The womb recipient, who does not want to be named, had the transplant in an operation that went on for just over nine hours at Churchill Hospital in Oxford in early February.
Professor Richard Smith, one of the lead surgeons, said the experience had been “quite remarkable” as he explained the operation was a “massive success” and the plans for IVF are on track.
The 34-year-old recipient, who lives in England, has been keeping embryos due to having plans to go through IVF later on in the year.
Professor Smith, consultant gynaecological surgeon at Imperial College London, added: “It was incredible. I think it was probably the most stressful week in my surgical career but also unbelievably positive. The donor and recipient are over the moon.”
He said he felt “emotional about it all”, adding that, during the “first consultation with the recipient post-op, we were all almost in tears”.

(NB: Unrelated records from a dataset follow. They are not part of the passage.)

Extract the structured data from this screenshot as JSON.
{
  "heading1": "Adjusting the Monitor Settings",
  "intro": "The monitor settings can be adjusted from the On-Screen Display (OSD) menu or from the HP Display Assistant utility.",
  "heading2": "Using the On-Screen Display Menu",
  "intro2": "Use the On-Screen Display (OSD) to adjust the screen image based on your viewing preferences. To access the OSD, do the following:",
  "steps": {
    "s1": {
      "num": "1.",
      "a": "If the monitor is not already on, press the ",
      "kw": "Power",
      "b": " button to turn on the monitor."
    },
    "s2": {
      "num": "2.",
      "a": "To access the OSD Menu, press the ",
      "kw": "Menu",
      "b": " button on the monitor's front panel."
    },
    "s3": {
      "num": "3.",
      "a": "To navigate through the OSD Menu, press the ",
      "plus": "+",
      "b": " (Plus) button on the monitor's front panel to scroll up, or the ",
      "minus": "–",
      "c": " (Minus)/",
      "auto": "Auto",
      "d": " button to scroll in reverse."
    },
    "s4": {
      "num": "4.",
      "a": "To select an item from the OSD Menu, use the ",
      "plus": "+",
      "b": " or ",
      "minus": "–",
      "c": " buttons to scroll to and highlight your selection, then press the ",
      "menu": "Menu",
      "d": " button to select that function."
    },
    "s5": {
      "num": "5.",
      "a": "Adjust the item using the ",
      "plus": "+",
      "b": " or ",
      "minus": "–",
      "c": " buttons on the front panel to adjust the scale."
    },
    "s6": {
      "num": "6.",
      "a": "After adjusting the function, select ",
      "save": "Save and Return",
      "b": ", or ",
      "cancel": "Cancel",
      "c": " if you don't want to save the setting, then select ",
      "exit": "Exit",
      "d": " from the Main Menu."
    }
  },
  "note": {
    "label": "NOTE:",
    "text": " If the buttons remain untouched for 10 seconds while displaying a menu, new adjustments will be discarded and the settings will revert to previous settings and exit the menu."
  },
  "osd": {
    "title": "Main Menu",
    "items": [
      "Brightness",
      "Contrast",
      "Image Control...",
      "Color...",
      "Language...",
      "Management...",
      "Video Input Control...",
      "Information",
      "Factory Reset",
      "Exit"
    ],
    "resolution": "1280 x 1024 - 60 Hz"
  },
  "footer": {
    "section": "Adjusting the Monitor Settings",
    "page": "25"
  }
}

He is “really happy” the donor is “completely back to normal” after the operation, he added, explaining the surgery involved more than 30 staff.
“The recipient is, after her big op, doing really well on her immunosuppressive therapy and looking forward to hopefully having a baby,” Professor Smith explained.

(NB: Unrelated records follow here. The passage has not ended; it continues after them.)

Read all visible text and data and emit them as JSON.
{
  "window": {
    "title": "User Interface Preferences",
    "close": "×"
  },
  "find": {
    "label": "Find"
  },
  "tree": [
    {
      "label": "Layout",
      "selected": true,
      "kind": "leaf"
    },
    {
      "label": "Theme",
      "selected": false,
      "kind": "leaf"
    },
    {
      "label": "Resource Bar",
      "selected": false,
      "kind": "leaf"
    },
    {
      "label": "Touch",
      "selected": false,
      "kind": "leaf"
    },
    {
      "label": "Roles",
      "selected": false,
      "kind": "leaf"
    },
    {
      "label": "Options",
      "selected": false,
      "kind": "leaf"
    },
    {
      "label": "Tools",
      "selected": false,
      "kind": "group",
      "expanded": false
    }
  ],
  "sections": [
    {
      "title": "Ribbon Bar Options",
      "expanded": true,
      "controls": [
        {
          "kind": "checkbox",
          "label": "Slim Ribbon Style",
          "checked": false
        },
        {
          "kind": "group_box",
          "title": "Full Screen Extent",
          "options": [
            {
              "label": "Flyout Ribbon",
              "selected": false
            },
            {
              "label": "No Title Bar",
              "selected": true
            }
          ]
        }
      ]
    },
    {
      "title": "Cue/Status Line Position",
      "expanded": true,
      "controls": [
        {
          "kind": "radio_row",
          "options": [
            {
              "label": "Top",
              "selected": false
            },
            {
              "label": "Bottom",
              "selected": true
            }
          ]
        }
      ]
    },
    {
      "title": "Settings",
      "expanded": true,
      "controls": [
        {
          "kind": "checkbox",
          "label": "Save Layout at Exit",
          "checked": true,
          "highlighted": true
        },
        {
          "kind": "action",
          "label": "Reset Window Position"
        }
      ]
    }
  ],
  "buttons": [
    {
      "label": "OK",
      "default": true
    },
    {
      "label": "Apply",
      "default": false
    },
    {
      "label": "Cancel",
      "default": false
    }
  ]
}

The transplant cost of around £25,000 was paid for by donations to the charity Womb Transplant UK. Surgeons and medical staff involved in the transplant were not paid for their time.
Isabel Quiroga, another lead surgeon involved in the transplant, who is a consultant surgeon at the Oxford Transplant Centre, said she felt “extremely proud of what we’ve achieved and desperately happy for her”.

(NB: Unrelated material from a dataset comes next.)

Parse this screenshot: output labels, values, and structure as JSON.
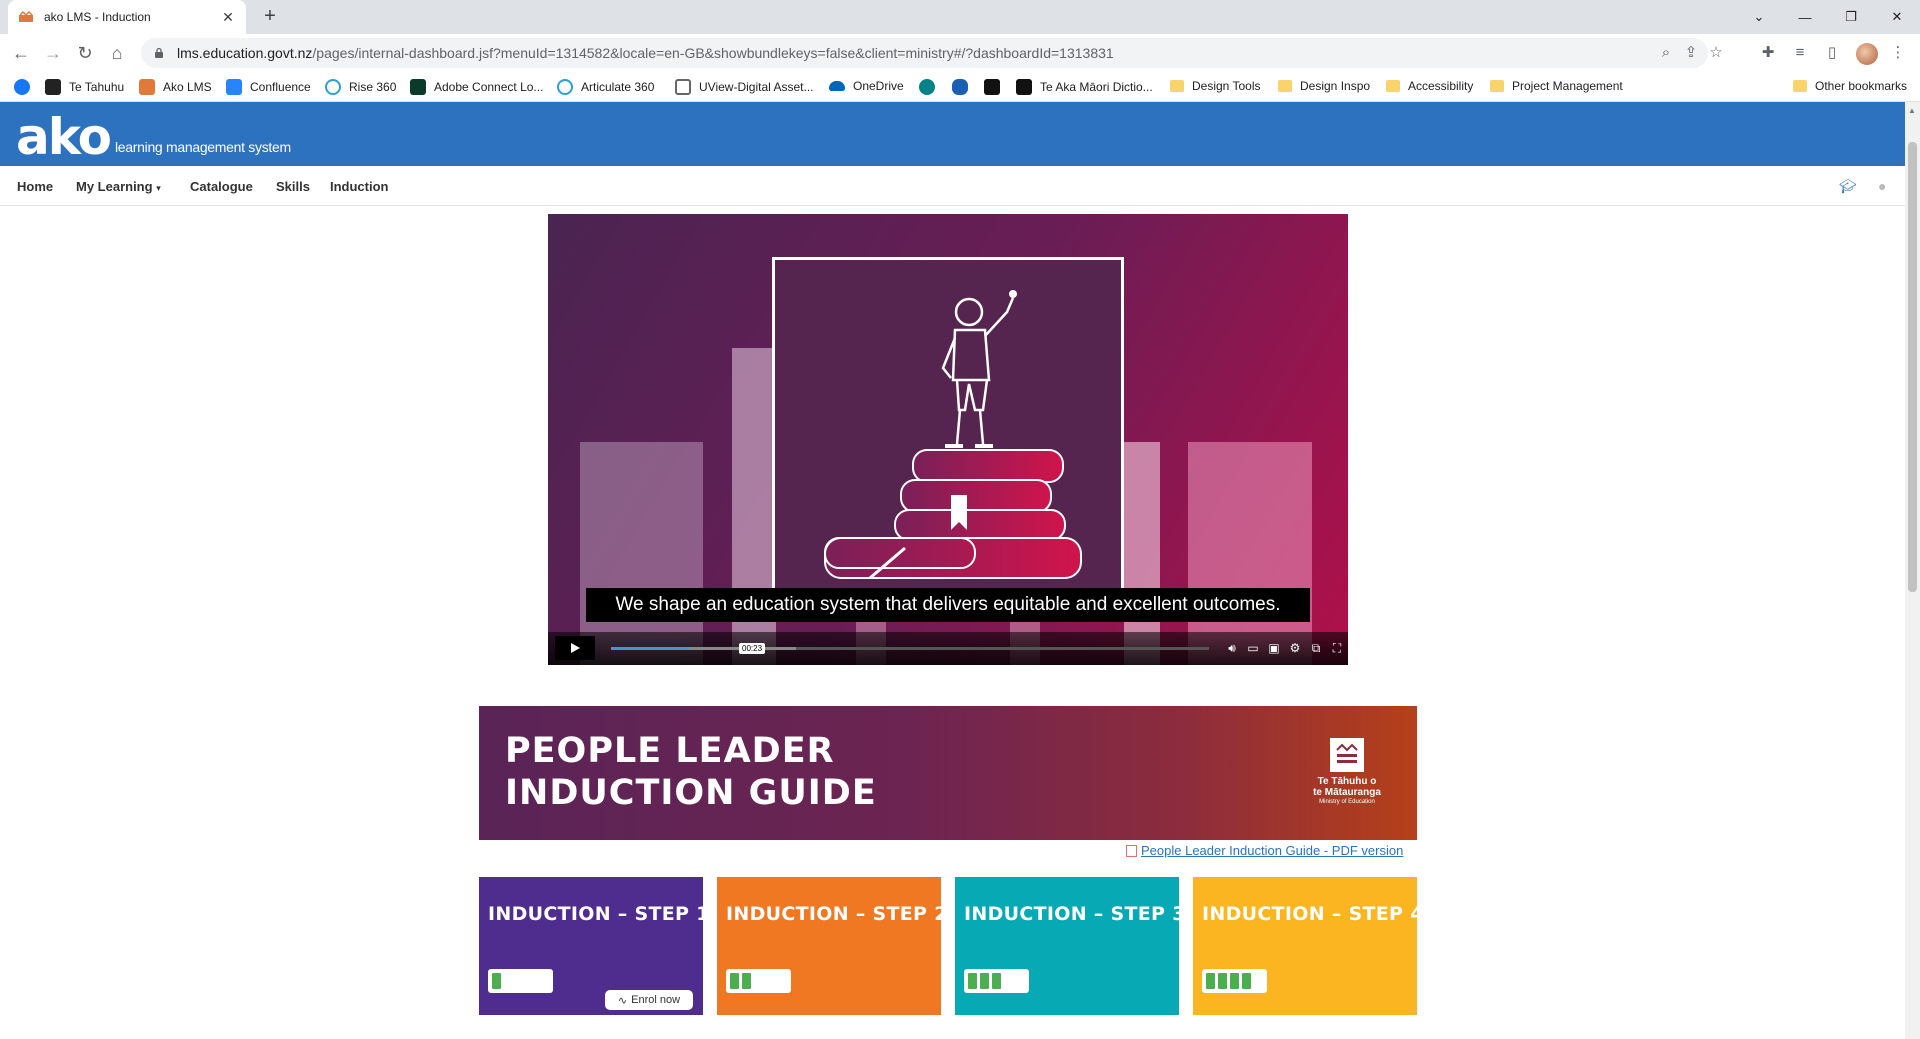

Ms Quiroga added: “She was absolutely over the moon, very happy and is hoping that she can go on to have not one but two babies. Her womb is functioning perfectly and we are monitoring her progress very closely.”
The woman who had the womb transplant was born with Mayer-Rokitansky-Kuster-Hauser (MRKH) – a rare condition which impacts around one in every 5,000 women.
Women who suffer from the condition have an underdeveloped vagina and a womb that is not fully developed or missing in some cases. The first sign of the condition is when a teenage girl does not have periods.
Nevertheless, their ovaries are intact and still function to produce eggs and female hormones, meaning they can potentially conceive via fertility treatment.
The transplant is expected to last for a maximum of five years before the womb is removed.
A second UK womb transplant on another woman is scheduled to take place this autumn, with more patients in the preparation stages.
It comes after a recent study by researchers at the University of Gothenburg discovered womb transplants are a safe and successful way for individuals who do not have a functioning organ to cope with infertility.
Additional reporting by wires